I was fortunate that early in life, I was exposed to other people’s needs that were much greater than my own. Traveling in the developing world, I saw that I could make a difference in their lives. The paradox is that in focusing on helping meet their needs, my own life was enriched.
We’ve been created to make a difference. We dream of doing so. God made us with an inner urge to come alongside those who are struggling and to help them. It’s what truly makes us happy. Jesus said, “It is more blessed to give than to receive.” He should know—he wired us that way.
Don’t you feel good when you make a difference in someone’s life? If you were feeling like a dim lightbulb, doesn’t your light shine a little brighter?
The problem is, a world full of obligations and distractions weighs us down, isolates and keeps us locked down. School loans, car payments, mortgages, and the jobs that help us pay those bills, all limit our sense of possibilities.
In the fight to breathe life into our dreams, the enemy of your soul has two main strategies to keep you from making a difference in the lives of others.
1. Redirect your commitment elsewhere.
If most people dream about how they could make a difference, why is it that they don’t do their dream?
Because dreams require commitment. If we’re already committed elsewhere, our dreams whither and eventually die.
The enemy’s strategy is “death by a thousand cuts”—get you to commit to someone else’s agenda and you postpone your own dreams of helping others. At your place of work, if you perform, you’ll be rewarded—a quid pro quo. It’s called “building your career.”
A career says, “You need to keep climbing. If you’re not climbing, you’re not OK. Do what’s prudent.”
Careers mortgage your dreams for someone else’s. They take your natural generosity and starch it and press it into a mold that looks enough like you that you stay in the game.
2. Make you more cautious.
A second thing that slowly kills our dreams is that we become more cautious over time. We start out in life with an appetite for risk. The soul longs for freedom; God built us to make a difference.
But as we acquire stuff and responsibility, our risks cost more and we begin to hedge our bets. It’s our hedging that kills our dreams. The corporate life and the careers that it produces harness you to a set of policies and procedures that can slowly choke the life out of you. And so we cling to what we find safe and predictable.
The trouble is that the best stuff you ever do in life will probably require some risk. The best stories are the ones where people showed courage in the face of risk.
Ten years ago, when the idea of going to Africa to help address the AIDS problem came to me, it required that I basically take a sabbatical from my regular life. It was crazy, but I did it. I took Karen and three of our kids along, and we put everything else on hold. I could do it because that’s the kind of life-altering risk I ask others to take all the time.

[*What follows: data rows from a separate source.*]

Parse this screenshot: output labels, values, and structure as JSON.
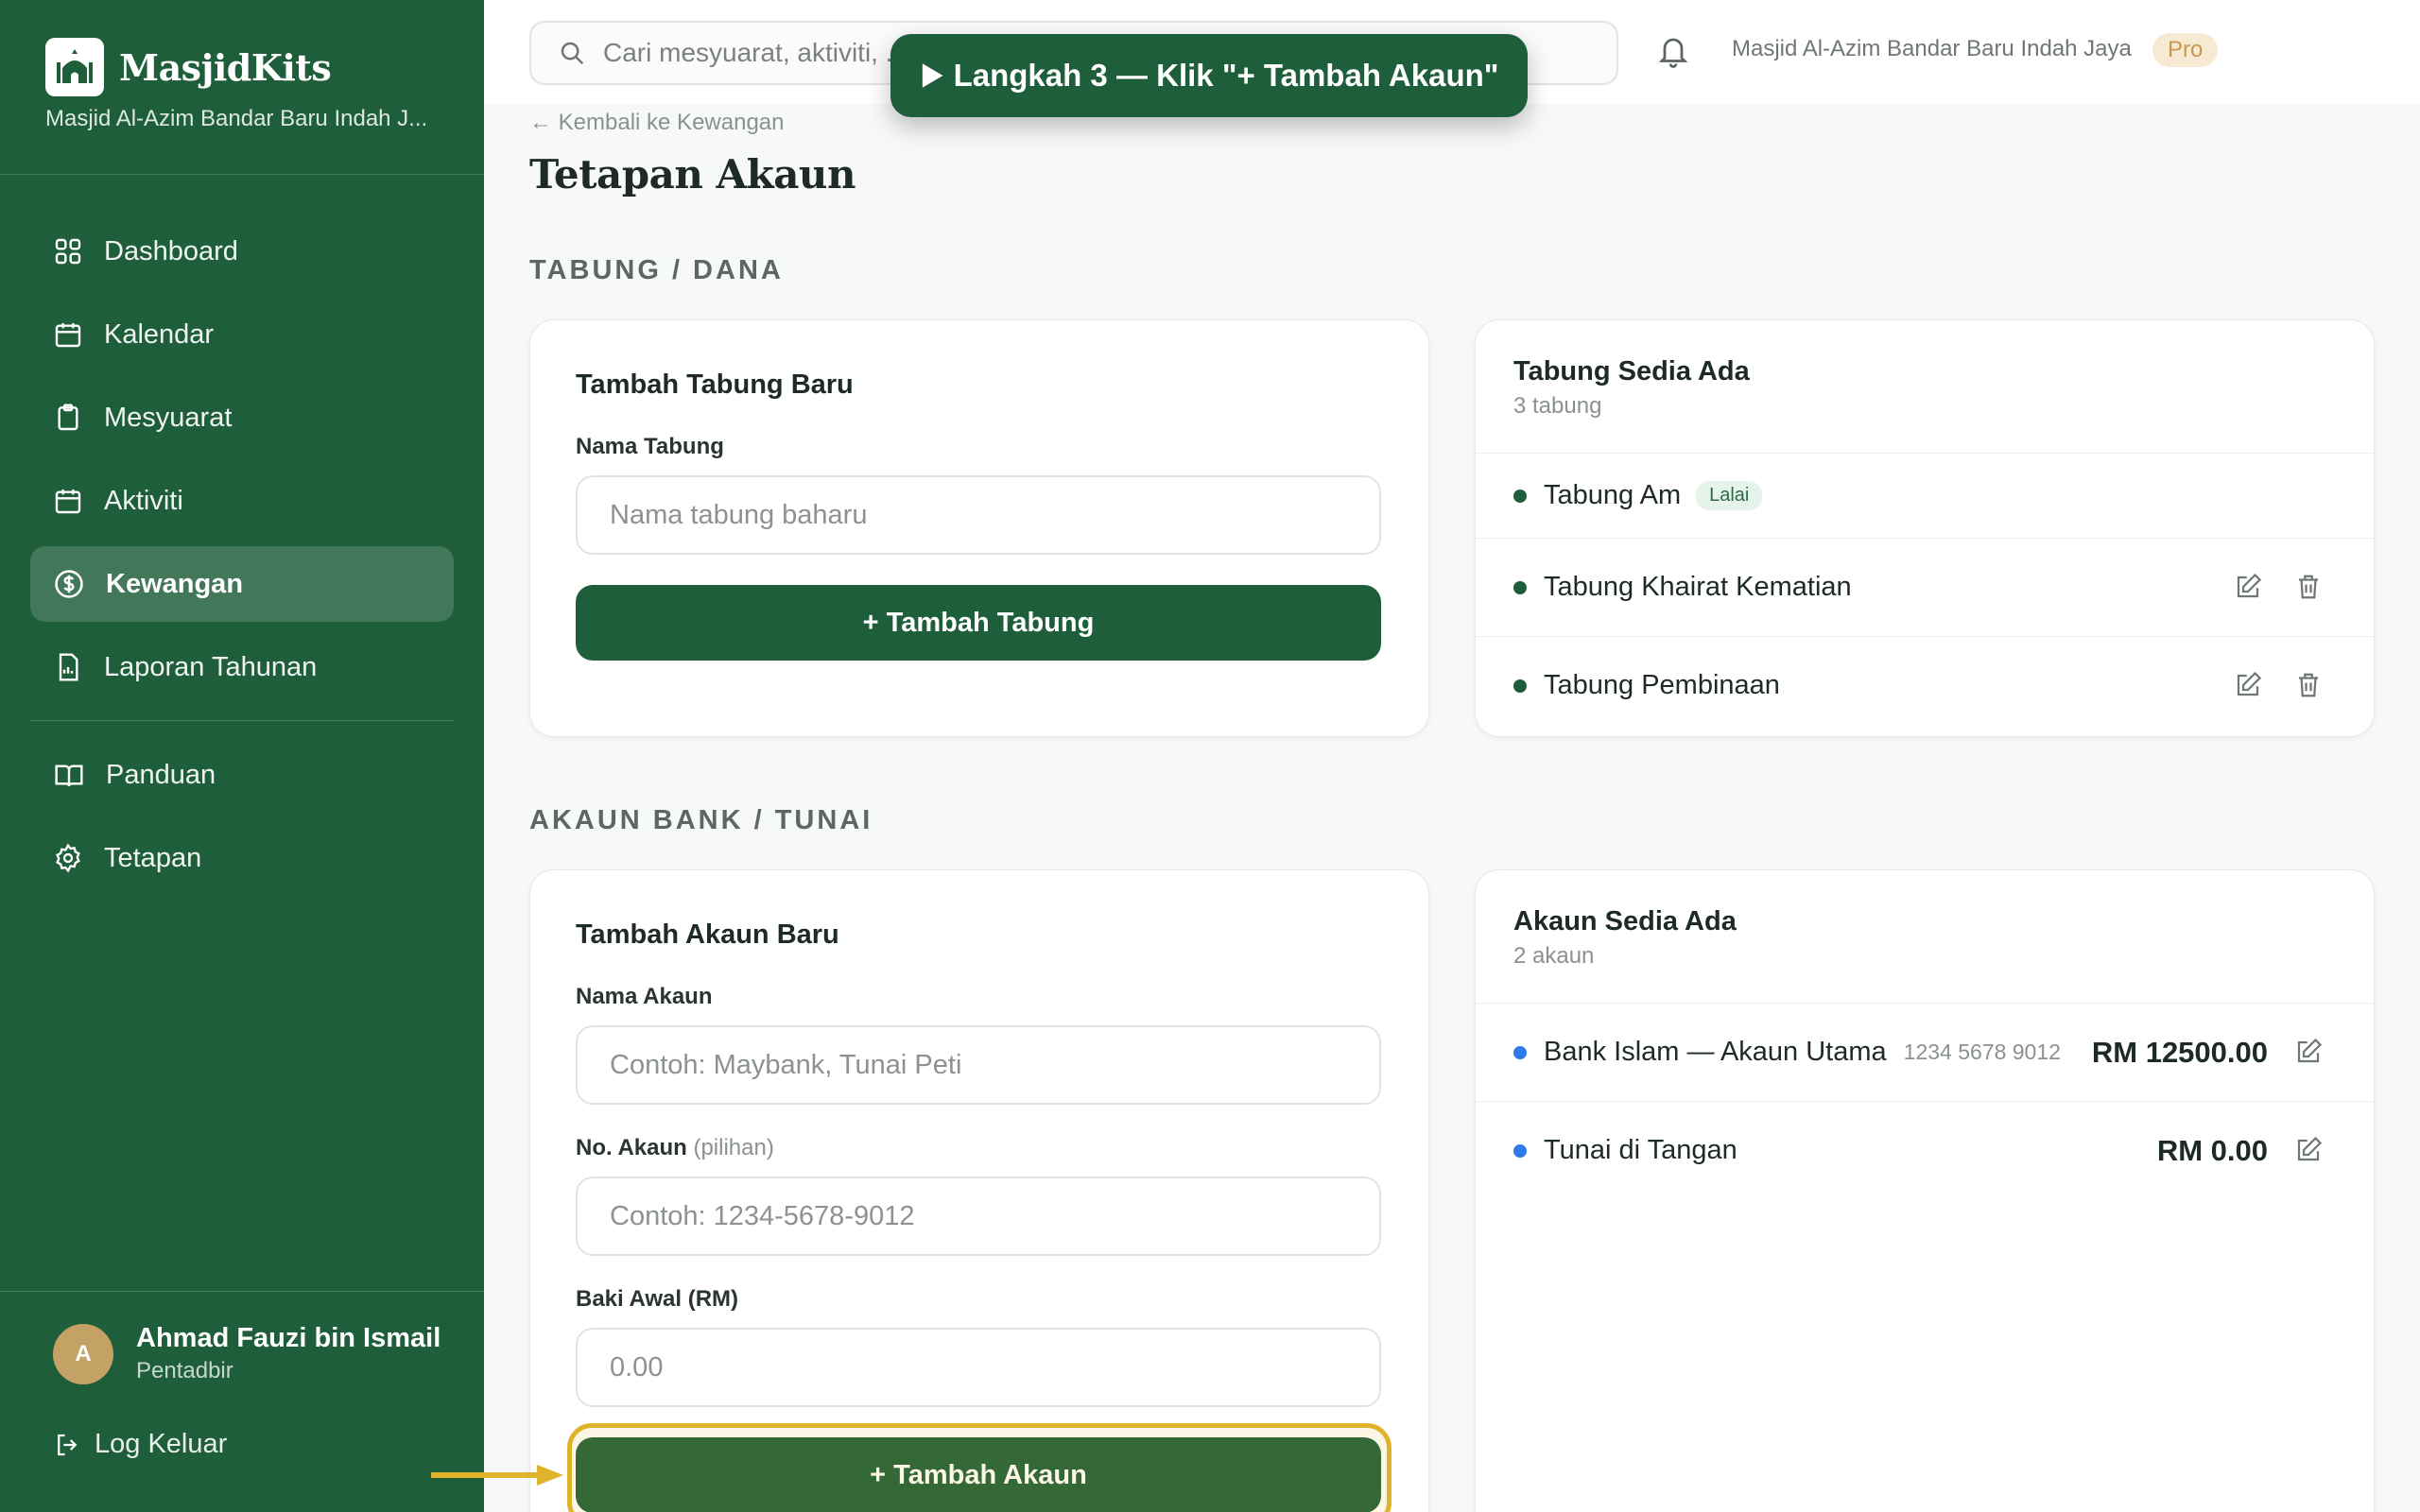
{
  "app": {
    "name": "MasjidKits",
    "org_short": "Masjid Al-Azim Bandar Baru Indah J..."
  },
  "sidebar": {
    "items": [
      {
        "label": "Dashboard",
        "icon": "grid-icon"
      },
      {
        "label": "Kalendar",
        "icon": "calendar-icon"
      },
      {
        "label": "Mesyuarat",
        "icon": "clipboard-icon"
      },
      {
        "label": "Aktiviti",
        "icon": "calendar-icon"
      },
      {
        "label": "Kewangan",
        "icon": "dollar-circle-icon",
        "active": true
      },
      {
        "label": "Laporan Tahunan",
        "icon": "report-icon"
      },
      {
        "label": "Panduan",
        "icon": "book-icon"
      },
      {
        "label": "Tetapan",
        "icon": "gear-icon"
      }
    ],
    "user": {
      "initial": "A",
      "name": "Ahmad Fauzi bin Ismail",
      "role": "Pentadbir"
    },
    "logout_label": "Log Keluar"
  },
  "topbar": {
    "search_placeholder": "Cari mesyuarat, aktiviti, ...",
    "org_name": "Masjid Al-Azim Bandar Baru Indah Jaya",
    "plan_badge": "Pro"
  },
  "banner": {
    "text": "Langkah 3 — Klik \"+ Tambah Akaun\""
  },
  "page": {
    "back_link": "← Kembali ke Kewangan",
    "title": "Tetapan Akaun"
  },
  "tabung": {
    "section_title": "TABUNG / DANA",
    "form": {
      "title": "Tambah Tabung Baru",
      "name_label": "Nama Tabung",
      "name_placeholder": "Nama tabung baharu",
      "submit_label": "+ Tambah Tabung"
    },
    "list": {
      "title": "Tabung Sedia Ada",
      "count": "3 tabung",
      "items": [
        {
          "name": "Tabung Am",
          "tag": "Lalai"
        },
        {
          "name": "Tabung Khairat Kematian"
        },
        {
          "name": "Tabung Pembinaan"
        }
      ]
    }
  },
  "akaun": {
    "section_title": "AKAUN BANK / TUNAI",
    "form": {
      "title": "Tambah Akaun Baru",
      "name_label": "Nama Akaun",
      "name_placeholder": "Contoh: Maybank, Tunai Peti",
      "number_label": "No. Akaun",
      "number_hint": "(pilihan)",
      "number_placeholder": "Contoh: 1234-5678-9012",
      "balance_label": "Baki Awal (RM)",
      "balance_placeholder": "0.00",
      "submit_label": "+ Tambah Akaun"
    },
    "list": {
      "title": "Akaun Sedia Ada",
      "count": "2 akaun",
      "items": [
        {
          "name": "Bank Islam — Akaun Utama",
          "number": "1234 5678 9012",
          "balance": "RM 12500.00"
        },
        {
          "name": "Tunai di Tangan",
          "number": "",
          "balance": "RM 0.00"
        }
      ]
    }
  },
  "colors": {
    "primary": "#1e5e3a",
    "highlight": "#e0b32c",
    "fund_dot": "#1e5e3a",
    "account_dot": "#2f7be6"
  }
}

It seemed reckless in that I had to embrace risk over security. But I realized that when considering whether to take a risk or not, the biggest risk lay in not pursuing the dream God had given me.
How to make a difference:
The way to break out of the cycle that keeps you from making a difference is to first of all recognize what God has called you to do. Maybe you’re right where he has called you now. Maybe paying off your debt is exactly what you need to be doing. But if you’re going to delay doing your dream, at least make sure it’s connected to the big picture.
What is the big picture? Where could you make a difference? Spend time thinking about that. Cultivate your dream in your thoughts and conversations and prayers.
Don’t let your current circumstances smother your righteous dreams. There is more for you, but you have to nurture your dream. Set aside time to see in your mind’s eye what God has called you to do. Then seek him for the plan to realize it.
And when you can see your dream, commit to it. Decide to make a difference. That decision is the most important step you’ll take. It will help you take the kind of faith steps that God will reward.